I’ve had a couple of neat challenges this week from people who saw my work at a local San Marcos, TX gift store, Paper Bear. One person requested some earrings similar to a pendant in my display at the store. These were a challenge, but I enjoyed trying to make her idea come to life.
It’s hard to get a sense of them from the photo, but they are copper ovals that have copper stars soldered to them. I set small denim lapis stones in a premade bezel in the middle of the star. There are small silver balls at the side of each star. The challenge, as always, was trying to get the earrings to match. I hope the person likes these.
Another person asked me to wrap some rocks from her family vacation. I thought that was a really neat gift idea and hope her family members will appreciate her idea. I’m not showing those since I don’t want to spoil any surprises.
I think it is interesting to brainstorm with customers regarding what they want made. Often, they can’t quite put into words what they want, but a wave of the hand and a few drawings often brings their ideas to light. The fun part is seeing the pleasure when their own ideas comes to fruition. I’m sure they will have a story to tell when the gift is presented.
Gifting . . . isn’t it fun?
Those of us who love to learn new things sometimes move to new avenues for this too soon. Either the initial fun wears off, something new calls our name, or time for the learning simply runs out. Often for me, I move on to something new before completely exploring the myriad of possibilities for creative development in the existing arena. This may have been the case with fold forming, a technique developed by Charles Lewton-Brain. “Mr. Fold Form's” book, Foldforming, contains a wealth of information on how to construct various shapes from metal; yet, it doesn’t show as many completed pieces of jewelry as I would like to see.
Frequent and long time readers may recall that fold forming was the new technique I chose to develop last December and January during the winter lull between completion of the Fall products and the development of the Spring designs. Unfortunately, I may have moved too quickly from fold forming last year and back into rapid production for my customers. Also, I “closed” on the technique partly because I couldn’t figure out new things to do with it. I chose not to face the somewhat discouraging struggle that forces one into creative generation. I currently have renewed interest in fold forming due to a couple of happenings. Two of my lucky friends took a recent workshop with Kim St. Jean at the Texas Beadfest and their discussion of the class helped add to my refinement of the technique. Also, I gave a demonstration on the technique at a recent gathering of wire workers. Therefore, I had to practice.
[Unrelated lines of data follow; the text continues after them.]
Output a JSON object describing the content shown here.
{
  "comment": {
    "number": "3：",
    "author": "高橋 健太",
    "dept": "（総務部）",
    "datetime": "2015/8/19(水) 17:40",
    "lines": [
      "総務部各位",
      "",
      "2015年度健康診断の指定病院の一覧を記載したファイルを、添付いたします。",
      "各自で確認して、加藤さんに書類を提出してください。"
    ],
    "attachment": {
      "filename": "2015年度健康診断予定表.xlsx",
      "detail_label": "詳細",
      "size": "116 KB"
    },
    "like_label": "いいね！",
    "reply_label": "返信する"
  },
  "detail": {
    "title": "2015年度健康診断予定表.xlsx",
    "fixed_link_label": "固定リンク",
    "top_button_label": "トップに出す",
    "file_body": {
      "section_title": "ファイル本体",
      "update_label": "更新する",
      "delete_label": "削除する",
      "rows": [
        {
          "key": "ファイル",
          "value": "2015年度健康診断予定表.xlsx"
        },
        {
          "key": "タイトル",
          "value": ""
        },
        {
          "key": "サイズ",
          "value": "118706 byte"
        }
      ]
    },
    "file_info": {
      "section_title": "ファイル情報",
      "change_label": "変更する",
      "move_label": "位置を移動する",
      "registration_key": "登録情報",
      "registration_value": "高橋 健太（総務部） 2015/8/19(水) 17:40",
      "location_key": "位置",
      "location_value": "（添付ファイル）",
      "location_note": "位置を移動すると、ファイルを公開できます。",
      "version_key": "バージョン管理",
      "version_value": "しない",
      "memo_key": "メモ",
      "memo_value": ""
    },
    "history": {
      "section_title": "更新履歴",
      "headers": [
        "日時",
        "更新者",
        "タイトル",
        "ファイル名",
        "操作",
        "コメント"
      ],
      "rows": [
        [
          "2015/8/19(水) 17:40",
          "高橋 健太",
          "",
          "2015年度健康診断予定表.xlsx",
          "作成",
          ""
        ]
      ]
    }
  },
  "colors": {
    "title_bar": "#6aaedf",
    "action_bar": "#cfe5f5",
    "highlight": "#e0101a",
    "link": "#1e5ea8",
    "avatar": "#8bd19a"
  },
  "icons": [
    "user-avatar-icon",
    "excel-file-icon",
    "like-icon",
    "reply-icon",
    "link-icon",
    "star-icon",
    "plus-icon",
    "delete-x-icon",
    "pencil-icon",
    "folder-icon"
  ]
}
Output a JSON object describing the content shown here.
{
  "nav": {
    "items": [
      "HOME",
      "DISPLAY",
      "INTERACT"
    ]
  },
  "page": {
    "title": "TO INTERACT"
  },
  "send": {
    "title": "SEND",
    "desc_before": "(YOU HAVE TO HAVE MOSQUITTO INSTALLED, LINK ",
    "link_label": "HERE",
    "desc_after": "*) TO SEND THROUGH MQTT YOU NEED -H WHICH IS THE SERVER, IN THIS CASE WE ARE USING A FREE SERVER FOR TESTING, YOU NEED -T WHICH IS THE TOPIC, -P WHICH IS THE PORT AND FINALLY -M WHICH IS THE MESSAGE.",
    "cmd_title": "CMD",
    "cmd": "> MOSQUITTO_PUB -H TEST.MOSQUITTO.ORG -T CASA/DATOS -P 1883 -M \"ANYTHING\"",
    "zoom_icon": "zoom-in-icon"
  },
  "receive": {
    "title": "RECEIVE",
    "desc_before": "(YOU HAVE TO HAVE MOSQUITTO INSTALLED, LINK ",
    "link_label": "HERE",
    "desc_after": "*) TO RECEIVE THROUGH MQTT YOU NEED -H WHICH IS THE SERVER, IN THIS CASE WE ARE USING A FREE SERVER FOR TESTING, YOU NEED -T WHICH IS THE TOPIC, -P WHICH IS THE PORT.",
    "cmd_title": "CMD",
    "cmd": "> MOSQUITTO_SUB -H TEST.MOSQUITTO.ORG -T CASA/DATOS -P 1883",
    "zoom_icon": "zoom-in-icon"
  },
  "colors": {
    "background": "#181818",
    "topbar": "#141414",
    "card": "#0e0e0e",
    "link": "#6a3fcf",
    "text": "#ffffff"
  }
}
The trick for me with fold forming has been trying to make something besides a leaf that would comfortably work as a piece of jewelry. First, I practiced some different ways to hammer on a few leaves and learned how to better ruffle the edges. Then I created a couple of copper cuff bracelets. I like using a long diagonal fold to start the bracelet design and following this with appropriate texture. I quickly learned that it’s important to begin with a longer and wider piece of metal than the size of the anticipated product. I folded the metal first and then cut the final bracelet shape. When I annealed the metal bracelets with a torch during the fold forming process, beautiful colors appeared on the pieces.
I’ve also been experimenting with a star shape shown in Newton-Brain’s book. First I made several pairs of earrings and then I created a larger star and used it as a pendant on a strand of coral. I gave the pendant a liver of suphur bath, tumbled it and then used the torch on it again. It adopted a very rich color.
Now the struggle is to try to develop some ideas of my own for fold formed shapes. Hopefully, I’ll have the time this year to stick with fold forming until I’ve either developed some new ideas or convinced myself that I CAN’T come up with anything new. Wish me luck.